Strangely, the site also hosts a blog and one of the posts* attempts to explain this away. The old certificate is shown on the post and the text around it implies that re-certification is imminent after a short audit period. This seems to be quite unlikely.

During the audit period HON did not rescind the certificate but instead stated that it was under review ('re-exam'). The fact that it has now been changed to 'invalid' strongly suggests that the audit period has finished and that there will be no re-certification unless significant changes are made on the website to bring it in line with the HON Code. However, the strange behaviour regarding the way the real (invalid) certificate has been obscured on the site doesn't really suggest that this site would be trusted again in future.


Friday, 11 July 2014

Once embedded in a blog post a tweet will stay there even if deleted from Twitter (in theory)

This is another one of those posts that's really just for me ;)

On 1 May 2011 I sent a tweet and then, a day later I deleted it. It's still there though because before deleting it I added it to Storify, and now it's trapped there forever. The take-home lesson from this is that even if a tweet's later deleted, once it's been saved in Storify it's permanently saved (you can also take screenshots etc).

I've never tried it in a blog post but am expecting it to work because Twitter's help files indicate that it should*. An embedded tweet inherits all the information that lets someone who's reading it on a blog post (instead of on Twitter) interact with it - they can favourite or RT it. If the tweet is deleted from Twitter this is no longer possible but the text of the tweet (and who sent it and when) remains.

Let's see... I just sent this and will soon delete it.

URL of tweet: https://twitter.com/JoBrodie/status/487658994925072385

Embedded version:

Now to delete it and see what happens. (According to the info below if I made my account private that would have the same effect).

Now that the tweet is deleted you can see what it looks like above, and this is how it had appeared on this post before I deleted it from Twitter.


*"What if a user deletes a Tweet after it has been embedded on another website? Similarly, what happens to Tweets from users that change their Tweets from public to protected (or become suspended)?

In all of these cases, Twitter branding and Tweet actions will be removed from the embedded Tweet, but the content of the Tweet will still be visible."

Wednesday, 9 July 2014

How does Google's 'right to be forgotten' work? Actual question, not rhetorical trope :) #R2BF

Possibly this will be solved by 'reading more around the topic' but I've not spotted the answer yet and someone must know.

How does Google's "right to be forgotten" info removal service actually work?

If there is a web page that says stuff you don't like do you ask Google to
(a) stop indexing that page / those pages in the searches (ie provide Google with a list of pages for it to hide)
(b) not show in its search results any pages that mention specific keywords
(c) some other method

If (a) then presumably this can easily be thwarted by reposting the content onto a new page with a new address.

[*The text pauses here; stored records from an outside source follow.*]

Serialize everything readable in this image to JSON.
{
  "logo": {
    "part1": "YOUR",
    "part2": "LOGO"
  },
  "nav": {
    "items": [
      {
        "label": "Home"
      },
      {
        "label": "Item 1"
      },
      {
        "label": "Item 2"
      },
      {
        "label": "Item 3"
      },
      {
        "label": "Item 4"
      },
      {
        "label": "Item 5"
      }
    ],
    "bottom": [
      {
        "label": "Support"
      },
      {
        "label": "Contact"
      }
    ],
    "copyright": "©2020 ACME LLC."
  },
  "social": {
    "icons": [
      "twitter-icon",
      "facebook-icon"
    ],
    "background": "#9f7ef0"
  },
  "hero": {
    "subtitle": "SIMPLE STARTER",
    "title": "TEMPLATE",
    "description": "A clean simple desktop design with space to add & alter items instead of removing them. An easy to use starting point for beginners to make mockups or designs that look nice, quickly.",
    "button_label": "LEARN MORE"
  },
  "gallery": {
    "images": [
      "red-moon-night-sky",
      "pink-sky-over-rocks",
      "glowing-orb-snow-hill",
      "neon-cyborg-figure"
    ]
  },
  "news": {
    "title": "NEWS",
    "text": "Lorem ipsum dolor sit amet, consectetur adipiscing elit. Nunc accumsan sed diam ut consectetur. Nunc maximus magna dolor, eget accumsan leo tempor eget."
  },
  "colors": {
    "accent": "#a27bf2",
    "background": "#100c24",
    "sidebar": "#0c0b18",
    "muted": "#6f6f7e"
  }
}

Also Google indexes most things on Twitter (admittedly transiently) so if someone was determined they could keep posting stuff there and it would show up in Google (as well as, obviously, on Twitter).

I can see (b) being mildly more successful but Google would have to throttle at the level of search, to prevent each new page with those words showing up. This seems like a lot of hard work.

Also, aren't there sites that monitor the requests made (similar to the ChillingEffects.org site that monitors requests for material under copyright to be removed). They've written on the right to be forgotten but I've not spotted the method Google's using.

If there are, don't bother looking in Google, just go to the relevant site and search there. Eg a Telegraph article I read this morning on R2BF suggests that Google has removed some of the Telegraph's links (suggesting method [a]...) on its search results about someone after they requested it, but searching on the Telegraph's site for the person mentioned in the article brings up other information, whether or not it's indexed on Google.

I'm sure the ethics, privacy, free speech aspects of this are all very interesting but what I'm actually intrigued by is just the practicalities.